Master of Engineering Science
Civil and Environmental Engineering
As an important renewable energy source for electricity generation, wind energy must rely on efficient and accurate wind resource assessment for the siting and the design of wind farms. Traditionally relying on numerical modeling, current wind farms built in Canada, notably, experience an under-performance in terms of power generation. This work studies an alternative approach to wind farm modeling through experimental wind tunnel testing.
The objective of the work is to develop methodologies on how topographic and forest canopy models should be built as scale models of full scale wind farms. The models developed are validated by comparing the data from the wind tunnel experiments with production data at an existing wind farm and with computational models. The Eastern Kings wind farm (PEI, Canada), is used as a test-case for the models.
A Leaf Area Index (LAI) – porosity canopy model was developed based on remote sensed data and the findings are in agreement with previous studies. The LAI – porosity canopy model was tested in the wind tunnel and the results showed an encouraging match with full scale measurements.

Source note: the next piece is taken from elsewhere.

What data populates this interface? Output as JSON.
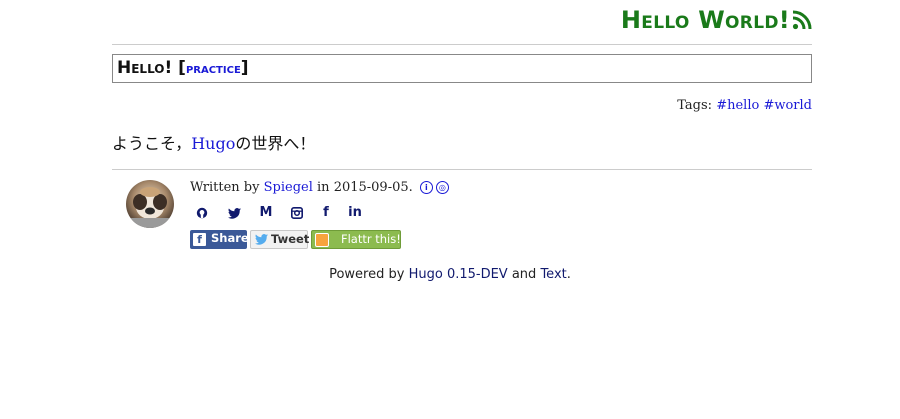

Parvu, Dan S., "Experimental Modeling of Wind Farm Topography and Canopy" (2013). Electronic Thesis and Dissertation Repository. 1852.